One of my great (but definitely amateur) interests is the field of English Bible translation. Since the days of King James, we English-speakers have been very well served by the efforts of ministers and scholars to render God’s Word in a manner that’s both faithful to the original and understandable to readers; the period since 1950 has been especially fruitful in this regard. In this era of our fateful, global confrontation with radical Islam, it’s important that the Koran, too, be available in contemporary translations that give the reader an accurate picture of what it says — the ugly, hateful material as well as the spiritually uplifting material. On my morning commute today, I was able to read the first 24 pages of Tarif Khalidi’s translation, just out in paperback from Penguin; and, so far, it certainly works better as English than do some other popular translations. From 2:177:
Virtue does not demand of you to turn your faces eastwards or westwards. Virtue rather is:
He who believes in God, the Last Day, the Angels, the Book and the prophets;
Who dispenses money, though dear, to kinsmen, orphans, the needy, the traveller, beggars and for ransom;
Who performs the prayer and pays the alms;
Who fulfil their contracts when they contract;
Who are steadfast in hardship, calamity and danger;
These are the true believers.
These are truly pious.
That’s a pretty good summary of mainstream monotheistic thought and theistic ethics, and, while I myself would have tinkered with it a little more, it certainly reads as very clear contemporary English. Compare some of the wording of the same passage in one of the most popular earlier translations, that of Abdullah Yusuf Ali:

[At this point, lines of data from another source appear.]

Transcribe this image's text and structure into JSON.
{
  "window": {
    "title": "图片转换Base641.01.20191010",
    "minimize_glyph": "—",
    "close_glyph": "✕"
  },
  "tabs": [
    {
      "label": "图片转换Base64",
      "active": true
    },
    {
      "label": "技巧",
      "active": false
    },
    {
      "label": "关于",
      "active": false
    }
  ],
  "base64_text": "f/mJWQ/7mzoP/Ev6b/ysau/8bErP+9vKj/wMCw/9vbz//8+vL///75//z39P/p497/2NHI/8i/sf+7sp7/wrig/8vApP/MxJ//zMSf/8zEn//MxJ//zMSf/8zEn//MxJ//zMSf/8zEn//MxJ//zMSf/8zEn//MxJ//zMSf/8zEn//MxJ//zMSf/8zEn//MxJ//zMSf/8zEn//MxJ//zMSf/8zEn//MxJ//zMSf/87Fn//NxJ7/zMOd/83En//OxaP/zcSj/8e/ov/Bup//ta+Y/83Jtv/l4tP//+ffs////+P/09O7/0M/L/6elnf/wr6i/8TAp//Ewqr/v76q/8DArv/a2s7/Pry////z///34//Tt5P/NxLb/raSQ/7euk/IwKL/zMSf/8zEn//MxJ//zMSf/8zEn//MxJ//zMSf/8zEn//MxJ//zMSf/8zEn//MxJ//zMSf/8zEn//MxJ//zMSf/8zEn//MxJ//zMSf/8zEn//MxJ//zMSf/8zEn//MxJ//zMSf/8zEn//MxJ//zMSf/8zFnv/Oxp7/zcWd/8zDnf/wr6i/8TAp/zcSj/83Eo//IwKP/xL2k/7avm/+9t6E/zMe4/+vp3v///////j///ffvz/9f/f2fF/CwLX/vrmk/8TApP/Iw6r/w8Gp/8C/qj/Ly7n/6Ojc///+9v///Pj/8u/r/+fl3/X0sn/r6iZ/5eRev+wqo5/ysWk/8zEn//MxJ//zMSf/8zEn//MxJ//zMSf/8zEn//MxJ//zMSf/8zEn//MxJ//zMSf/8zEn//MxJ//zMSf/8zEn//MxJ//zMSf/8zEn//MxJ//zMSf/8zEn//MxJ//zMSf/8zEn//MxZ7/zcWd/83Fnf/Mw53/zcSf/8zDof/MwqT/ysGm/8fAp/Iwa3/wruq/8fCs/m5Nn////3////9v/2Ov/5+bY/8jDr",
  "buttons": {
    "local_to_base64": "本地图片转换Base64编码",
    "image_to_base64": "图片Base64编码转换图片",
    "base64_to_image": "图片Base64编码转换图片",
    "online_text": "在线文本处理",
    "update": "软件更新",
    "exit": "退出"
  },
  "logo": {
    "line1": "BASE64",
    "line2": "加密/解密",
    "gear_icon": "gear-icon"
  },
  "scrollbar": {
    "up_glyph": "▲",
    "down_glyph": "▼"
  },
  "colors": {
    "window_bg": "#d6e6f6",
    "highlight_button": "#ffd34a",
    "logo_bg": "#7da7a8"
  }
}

It is not righteousness
That ye turn your faces
Towards East or West;
But it is righteousness –
To believe in Allah . . .

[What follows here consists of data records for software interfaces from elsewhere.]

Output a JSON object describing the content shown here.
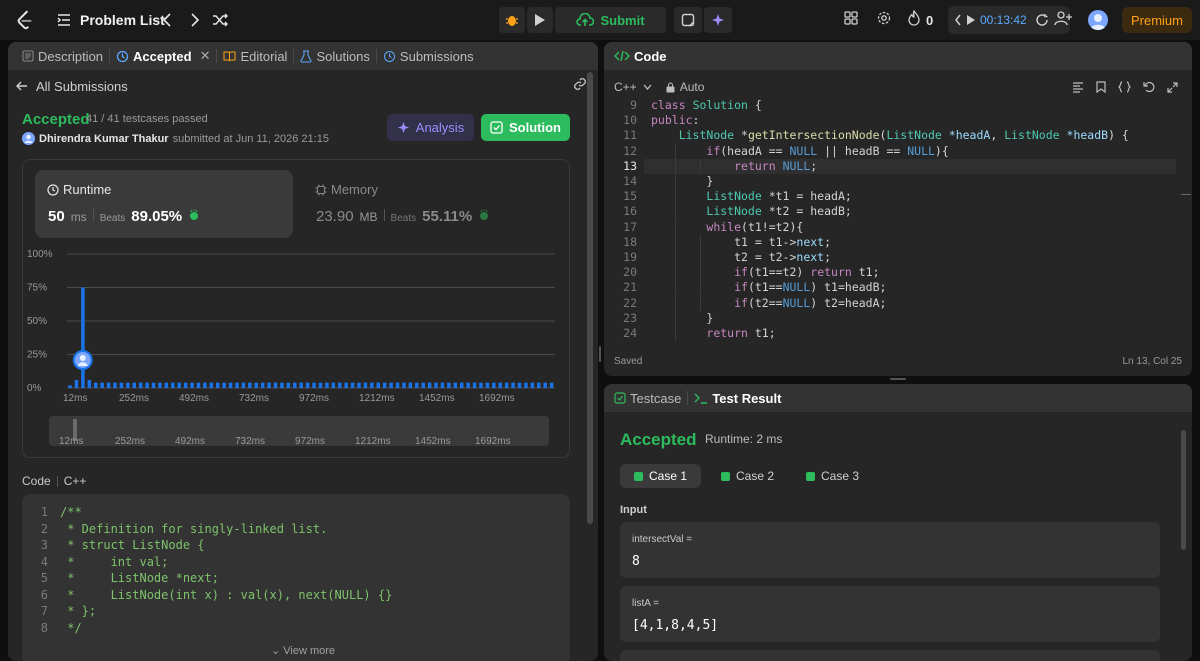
{
  "topbar": {
    "problem_list": "Problem List",
    "submit": "Submit",
    "streak_count": "0",
    "timer": "00:13:42",
    "premium": "Premium",
    "colors": {
      "accent_green": "#2cbb5d",
      "premium": "#ffa116",
      "timer": "#5aa9ff"
    }
  },
  "left": {
    "tabs": [
      {
        "label": "Description",
        "icon": "description-icon"
      },
      {
        "label": "Accepted",
        "icon": "history-icon"
      },
      {
        "label": "Editorial",
        "icon": "book-icon"
      },
      {
        "label": "Solutions",
        "icon": "flask-icon"
      },
      {
        "label": "Submissions",
        "icon": "clock-icon"
      }
    ],
    "all_submissions": "All Submissions",
    "status": "Accepted",
    "testcases": "41 / 41 testcases passed",
    "author": "Dhirendra Kumar Thakur",
    "submitted": "submitted at Jun 11, 2026 21:15",
    "analysis": "Analysis",
    "solution": "Solution",
    "runtime": {
      "title": "Runtime",
      "value": "50",
      "unit": "ms",
      "beats_label": "Beats",
      "beats": "89.05%"
    },
    "memory": {
      "title": "Memory",
      "value": "23.90",
      "unit": "MB",
      "beats_label": "Beats",
      "beats": "55.11%"
    },
    "code_label": "Code",
    "lang": "C++",
    "code_lines": [
      "/**",
      " * Definition for singly-linked list.",
      " * struct ListNode {",
      " *     int val;",
      " *     ListNode *next;",
      " *     ListNode(int x) : val(x), next(NULL) {}",
      " * };",
      " */"
    ],
    "view_more": "View more"
  },
  "chart_data": {
    "type": "bar",
    "title": "",
    "ylabel": "",
    "xlabel": "",
    "y_ticks": [
      "100%",
      "75%",
      "50%",
      "25%",
      "0%"
    ],
    "ylim": [
      0,
      100
    ],
    "x_ticks": [
      "12ms",
      "252ms",
      "492ms",
      "732ms",
      "972ms",
      "1212ms",
      "1452ms",
      "1692ms"
    ],
    "range_ticks": [
      "12ms",
      "252ms",
      "492ms",
      "732ms",
      "972ms",
      "1212ms",
      "1452ms",
      "1692ms"
    ],
    "highlight_index": 2,
    "values": [
      2,
      6,
      75,
      6,
      4,
      4,
      4,
      4,
      4,
      4,
      4,
      4,
      4,
      4,
      4,
      4,
      4,
      4,
      4,
      4,
      4,
      4,
      4,
      4,
      4,
      4,
      4,
      4,
      4,
      4,
      4,
      4,
      4,
      4,
      4,
      4,
      4,
      4,
      4,
      4,
      4,
      4,
      4,
      4,
      4,
      4,
      4,
      4,
      4,
      4,
      4,
      4,
      4,
      4,
      4,
      4,
      4,
      4,
      4,
      4,
      4,
      4,
      4,
      4,
      4,
      4,
      4,
      4,
      4,
      4,
      4,
      4,
      4,
      4,
      4,
      4
    ],
    "bar_color": "#1a73e8"
  },
  "editor": {
    "title": "Code",
    "lang": "C++",
    "mode": "Auto",
    "current_line": 13,
    "lines": [
      {
        "n": "9",
        "t": "class Solution {"
      },
      {
        "n": "10",
        "t": "public:"
      },
      {
        "n": "11",
        "t": "    ListNode *getIntersectionNode(ListNode *headA, ListNode *headB) {"
      },
      {
        "n": "12",
        "t": "        if(headA == NULL || headB == NULL){"
      },
      {
        "n": "13",
        "t": "            return NULL;"
      },
      {
        "n": "14",
        "t": "        }"
      },
      {
        "n": "15",
        "t": "        ListNode *t1 = headA;"
      },
      {
        "n": "16",
        "t": "        ListNode *t2 = headB;"
      },
      {
        "n": "17",
        "t": "        while(t1!=t2){"
      },
      {
        "n": "18",
        "t": "            t1 = t1->next;"
      },
      {
        "n": "19",
        "t": "            t2 = t2->next;"
      },
      {
        "n": "20",
        "t": "            if(t1==t2) return t1;"
      },
      {
        "n": "21",
        "t": "            if(t1==NULL) t1=headB;"
      },
      {
        "n": "22",
        "t": "            if(t2==NULL) t2=headA;"
      },
      {
        "n": "23",
        "t": "        }"
      },
      {
        "n": "24",
        "t": "        return t1;"
      }
    ],
    "saved": "Saved",
    "cursor": "Ln 13, Col 25"
  },
  "test": {
    "tab_testcase": "Testcase",
    "tab_result": "Test Result",
    "status": "Accepted",
    "runtime": "Runtime: 2 ms",
    "cases": [
      "Case 1",
      "Case 2",
      "Case 3"
    ],
    "input_label": "Input",
    "inputs": [
      {
        "name": "intersectVal =",
        "value": "8"
      },
      {
        "name": "listA =",
        "value": "[4,1,8,4,5]"
      }
    ]
  }
}
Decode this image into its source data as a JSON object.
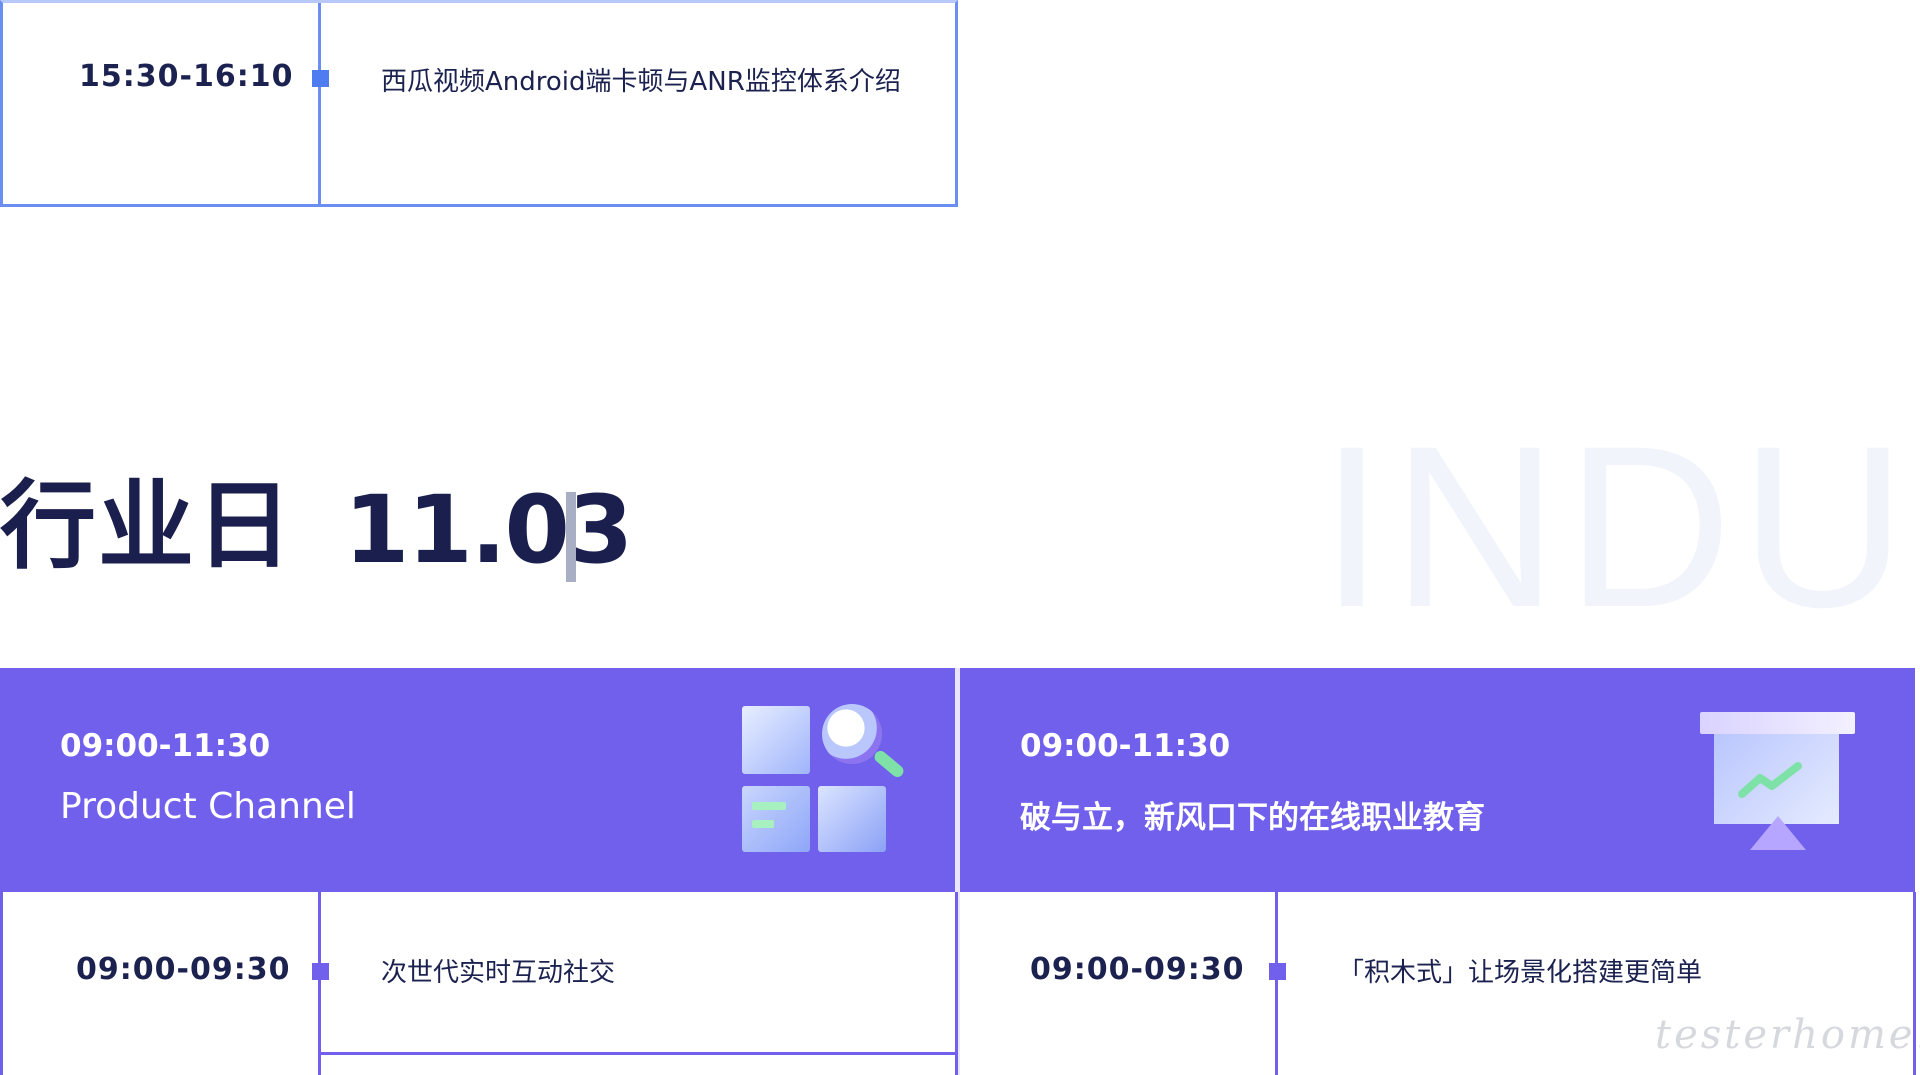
{
  "top_session": {
    "time": "15:30-16:10",
    "title": "西瓜视频Android端卡顿与ANR监控体系介绍"
  },
  "section": {
    "title": "行业日",
    "date": "11.03",
    "bg_word": "INDU"
  },
  "channels": [
    {
      "time": "09:00-11:30",
      "name": "Product Channel",
      "icon": "search-grid-illustration",
      "sessions": [
        {
          "time": "09:00-09:30",
          "title": "次世代实时互动社交"
        }
      ]
    },
    {
      "time": "09:00-11:30",
      "name": "破与立，新风口下的在线职业教育",
      "icon": "presentation-chart-illustration",
      "sessions": [
        {
          "time": "09:00-09:30",
          "title": "「积木式」让场景化搭建更简单"
        }
      ]
    }
  ],
  "watermark": "testerhome.com",
  "colors": {
    "accent_blue": "#4f7cf0",
    "accent_purple": "#7060ec",
    "title_navy": "#1a1f4d"
  }
}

Such are the people
Of truth, the God-fearing.
“It is not righteousness” and “the people of truth” are in that special form of English diction some of us call “Biblish.” A native English speaker today would not typically have phrased those thoughts in that manner; he or she would have said something closer to Khalidi’s rendering.
A couple of paragraphs down, in 2:178 (Khalidi version), there is an admonition highly applicable to our situation of the past decade: “The prospect of retaliation saves lives, O you who are possessed of minds.” Over the eight years that have passed since 9/11, the U.S. has waged vigorous military combat against Islamic extremists; it is surely no coincidence that there has not been another 9/11. Every measure we take — within the limits of divine and human moral law — to strike back at the terrorists gives the terrorists a healthy prospect of retaliation, and thus it does, indeed, save lives. And that’s not all: By weakening the Muslim fanatics motivated by hatred, it strengthens those Muslims who work and pray for a better Islam, an Islam devoted to the ideals of 2:177 that I quoted above.